• _Try it_
Write the lines below out exactly, dropping each picture.

• _Input data_
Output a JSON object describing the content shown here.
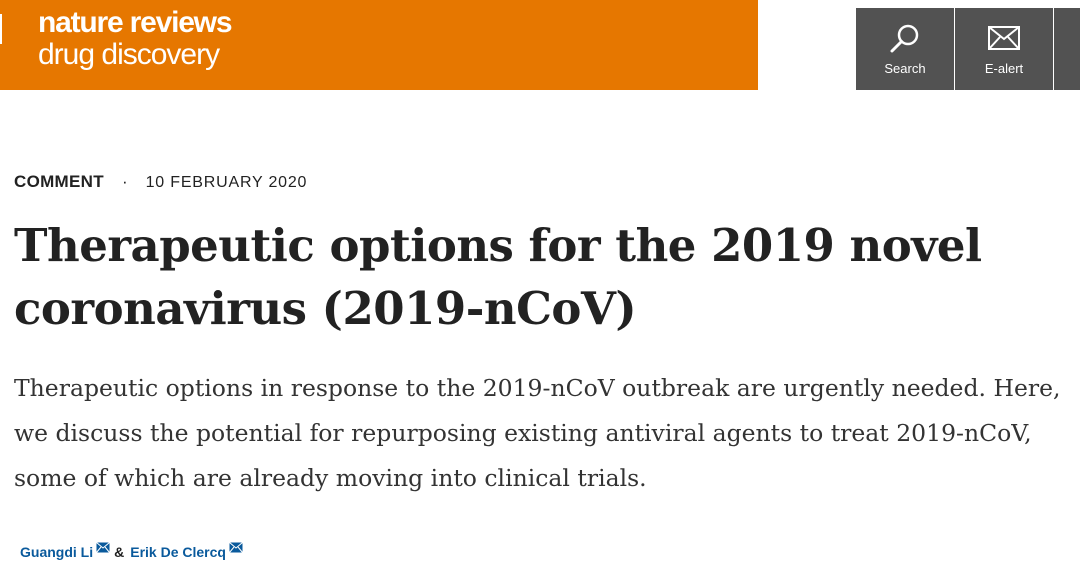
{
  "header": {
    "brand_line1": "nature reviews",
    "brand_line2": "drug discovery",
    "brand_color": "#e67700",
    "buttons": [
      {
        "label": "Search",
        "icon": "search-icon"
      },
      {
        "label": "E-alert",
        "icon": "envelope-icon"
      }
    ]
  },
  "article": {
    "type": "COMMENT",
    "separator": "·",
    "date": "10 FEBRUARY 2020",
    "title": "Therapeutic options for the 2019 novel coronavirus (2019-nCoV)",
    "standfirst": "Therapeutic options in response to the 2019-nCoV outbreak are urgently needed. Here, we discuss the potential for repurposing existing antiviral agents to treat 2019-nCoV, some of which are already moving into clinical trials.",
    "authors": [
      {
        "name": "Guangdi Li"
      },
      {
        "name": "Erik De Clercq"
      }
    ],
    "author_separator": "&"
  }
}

• _Answer for the task_
Output a JSON object describing the content shown here.
{
  "header": {
    "brand_line1": "nature reviews",
    "brand_line2": "drug discovery",
    "brand_color": "#e67700",
    "buttons": [
      {
        "label": "Search",
        "icon": "search-icon"
      },
      {
        "label": "E-alert",
        "icon": "envelope-icon"
      }
    ]
  },
  "article": {
    "type": "COMMENT",
    "separator": "·",
    "date": "10 FEBRUARY 2020",
    "title": "Therapeutic options for the 2019 novel coronavirus (2019-nCoV)",
    "standfirst": "Therapeutic options in response to the 2019-nCoV outbreak are urgently needed. Here, we discuss the potential for repurposing existing antiviral agents to treat 2019-nCoV, some of which are already moving into clinical trials.",
    "authors": [
      {
        "name": "Guangdi Li"
      },
      {
        "name": "Erik De Clercq"
      }
    ],
    "author_separator": "&"
  }
}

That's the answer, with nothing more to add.